>>> 6227020800 = 13!
>>> You can go somewhat higher by making `rslt' a `long':
>>> 2432902008176640000 = 20!
>>> 9223372036854775807 = Long.MAX_VALUE
>>> 51090942171709440000 = 21!
>>> ... but for anything over 20 even `long' will not suffice. You
>>> should make sure `e' is 20 or smaller (12 or smaller for `int'),
>>> or take a look at the BigInteger class.
>> Or, since you are dividing by factorials, you can factor them out to
>> start with.
>> 5!/3!(5-3)! =
>> 5*4*3*2*1/(3*2*1)(2*1) =
>> (5*4)/(2*1) * (3*2*1)/(3*2*1) =
>> The general formula being n!/r!(n-r)!
> One good way to arrange this is
> n / 1 * (n-1) / 2 * (n-3) / 3 * ... * (n-r+1) / r
> It's easy to see that all the divisions have remainder zero.
>> I believe it is possible to keep the results in the range of integers,
>> if the final result is.
> Let's see: After "times (n-k+1) divided by k" we've calculated
> C(n,k). The next product is C(n,k)*(n-k) before dividing by
> (k+1) knocks it back down, so it looks like the product could be
> somewhat larger than the eventual result, maybe too large.

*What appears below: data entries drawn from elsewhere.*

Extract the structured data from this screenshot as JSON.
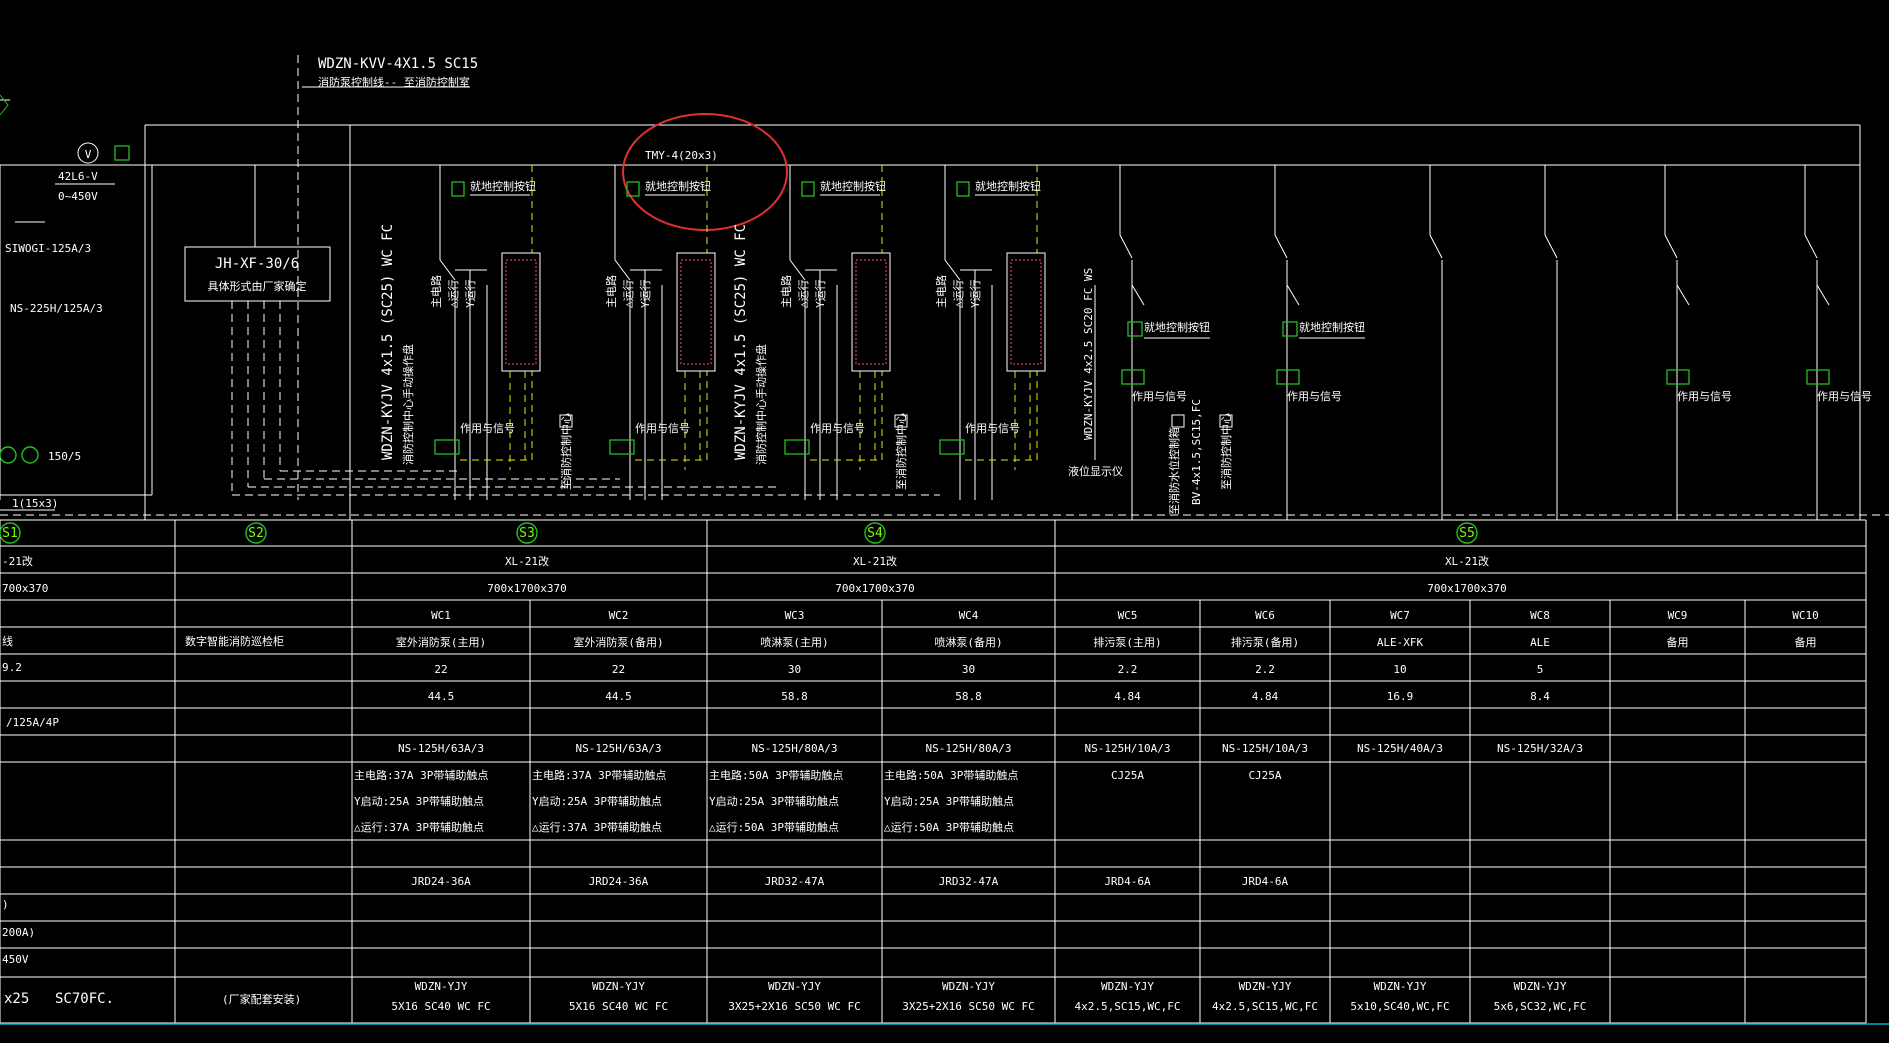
{
  "header": {
    "feeder_cable": "WDZN-KVV-4X1.5  SC15",
    "feeder_desc": "消防泵控制线-- 至消防控制室",
    "busbar_label": "TMY-4(20x3)",
    "voltmeter": "42L6-V",
    "voltmeter_range": "0~450V",
    "voltmeter_symbol": "V",
    "switch_main": "SIWOGI-125A/3",
    "breaker_main": "NS-225H/125A/3",
    "ct_ratio": "150/5",
    "left_busbar": "1(15x3)",
    "xf_box_line1": "JH-XF-30/6",
    "xf_box_line2": "具体形式由厂家确定",
    "cable_s3": "WDZN-KYJV 4x1.5 (SC25) WC FC",
    "cable_s4": "WDZN-KYJV 4x1.5 (SC25) WC FC",
    "desc_s3": "消防控制中心手动操作盘",
    "desc_s4": "消防控制中心手动操作盘",
    "remote_labels": [
      "就地控制按钮",
      "就地控制按钮",
      "就地控制按钮",
      "就地控制按钮",
      "就地控制按钮",
      "就地控制按钮"
    ],
    "signal_labels": [
      "作用与信号",
      "作用与信号",
      "作用与信号",
      "作用与信号",
      "作用与信号",
      "作用与信号",
      "作用与信号",
      "作用与信号"
    ],
    "contactor_labels": [
      "主电路",
      "△运行",
      "Y运行"
    ],
    "control_center_labels": [
      "至消防控制中心",
      "至消防控制中心",
      "至消防控制中心"
    ],
    "level_gauge": "液位显示仪",
    "cable_s5": "BV-4x1.5,SC15,FC",
    "cable_s5b": "WDZN-KYJV 4x2.5 SC20 FC WS",
    "level_ctrl": "至消防水位控制箱"
  },
  "sections": [
    {
      "id": "S1"
    },
    {
      "id": "S2"
    },
    {
      "id": "S3",
      "type": "XL-21改",
      "size": "700x1700x370"
    },
    {
      "id": "S4",
      "type": "XL-21改",
      "size": "700x1700x370"
    },
    {
      "id": "S5",
      "type": "XL-21改",
      "size": "700x1700x370"
    }
  ],
  "left_cells": {
    "type": "-21改",
    "size": "700x370",
    "row3": "线",
    "row4": "9.2",
    "row5": "",
    "row6": "/125A/4P",
    "row12": ")",
    "row13": "200A)",
    "row14": "450V",
    "row15a": "x25",
    "row15b": "SC70FC."
  },
  "s2_cells": {
    "name": "数字智能消防巡检柜",
    "install": "(厂家配套安装)"
  },
  "circuits": [
    {
      "id": "WC1",
      "name": "室外消防泵(主用)",
      "power": "22",
      "current": "44.5",
      "breaker": "NS-125H/63A/3",
      "contactor": [
        "主电路:37A 3P带辅助触点",
        "Y启动:25A  3P带辅助触点",
        "△运行:37A 3P带辅助触点"
      ],
      "relay": "JRD24-36A",
      "cable": [
        "WDZN-YJY",
        "5X16  SC40  WC FC"
      ]
    },
    {
      "id": "WC2",
      "name": "室外消防泵(备用)",
      "power": "22",
      "current": "44.5",
      "breaker": "NS-125H/63A/3",
      "contactor": [
        "主电路:37A 3P带辅助触点",
        "Y启动:25A  3P带辅助触点",
        "△运行:37A 3P带辅助触点"
      ],
      "relay": "JRD24-36A",
      "cable": [
        "WDZN-YJY",
        "5X16  SC40  WC FC"
      ]
    },
    {
      "id": "WC3",
      "name": "喷淋泵(主用)",
      "power": "30",
      "current": "58.8",
      "breaker": "NS-125H/80A/3",
      "contactor": [
        "主电路:50A 3P带辅助触点",
        "Y启动:25A  3P带辅助触点",
        "△运行:50A 3P带辅助触点"
      ],
      "relay": "JRD32-47A",
      "cable": [
        "WDZN-YJY",
        "3X25+2X16  SC50  WC FC"
      ]
    },
    {
      "id": "WC4",
      "name": "喷淋泵(备用)",
      "power": "30",
      "current": "58.8",
      "breaker": "NS-125H/80A/3",
      "contactor": [
        "主电路:50A 3P带辅助触点",
        "Y启动:25A  3P带辅助触点",
        "△运行:50A 3P带辅助触点"
      ],
      "relay": "JRD32-47A",
      "cable": [
        "WDZN-YJY",
        "3X25+2X16  SC50  WC FC"
      ]
    },
    {
      "id": "WC5",
      "name": "排污泵(主用)",
      "power": "2.2",
      "current": "4.84",
      "breaker": "NS-125H/10A/3",
      "contactor": [
        "CJ25A"
      ],
      "relay": "JRD4-6A",
      "cable": [
        "WDZN-YJY",
        "4x2.5,SC15,WC,FC"
      ]
    },
    {
      "id": "WC6",
      "name": "排污泵(备用)",
      "power": "2.2",
      "current": "4.84",
      "breaker": "NS-125H/10A/3",
      "contactor": [
        "CJ25A"
      ],
      "relay": "JRD4-6A",
      "cable": [
        "WDZN-YJY",
        "4x2.5,SC15,WC,FC"
      ]
    },
    {
      "id": "WC7",
      "name": "ALE-XFK",
      "power": "10",
      "current": "16.9",
      "breaker": "NS-125H/40A/3",
      "contactor": [],
      "relay": "",
      "cable": [
        "WDZN-YJY",
        "5x10,SC40,WC,FC"
      ]
    },
    {
      "id": "WC8",
      "name": "ALE",
      "power": "5",
      "current": "8.4",
      "breaker": "NS-125H/32A/3",
      "contactor": [],
      "relay": "",
      "cable": [
        "WDZN-YJY",
        "5x6,SC32,WC,FC"
      ]
    },
    {
      "id": "WC9",
      "name": "备用",
      "power": "",
      "current": "",
      "breaker": "",
      "contactor": [],
      "relay": "",
      "cable": []
    },
    {
      "id": "WC10",
      "name": "备用",
      "power": "",
      "current": "",
      "breaker": "",
      "contactor": [],
      "relay": "",
      "cable": []
    }
  ],
  "colors": {
    "background": "#000000",
    "line": "#ffffff",
    "control_wire": "#e6e600",
    "terminal": "#22c022",
    "markup_circle": "#e03030",
    "pump_box_text": "#ff4d6d",
    "bottom_border": "#00b4c8"
  }
}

Hmm:
> If we try to calculate C(30,15) this way, we'll get as far as
> C(30,14) = 145422675
> and then multiply by 16
> C(30,14)*16 = 2326762800 > Integer.MAX_VALUE
> and then divide by 15
> C(30,14)*16/15 = C(30,15) = 155117520 < Integer.MAX_VALUE
why would we multiply first? 16 and 15 are coprime, so we can divide
first without changing the integer result.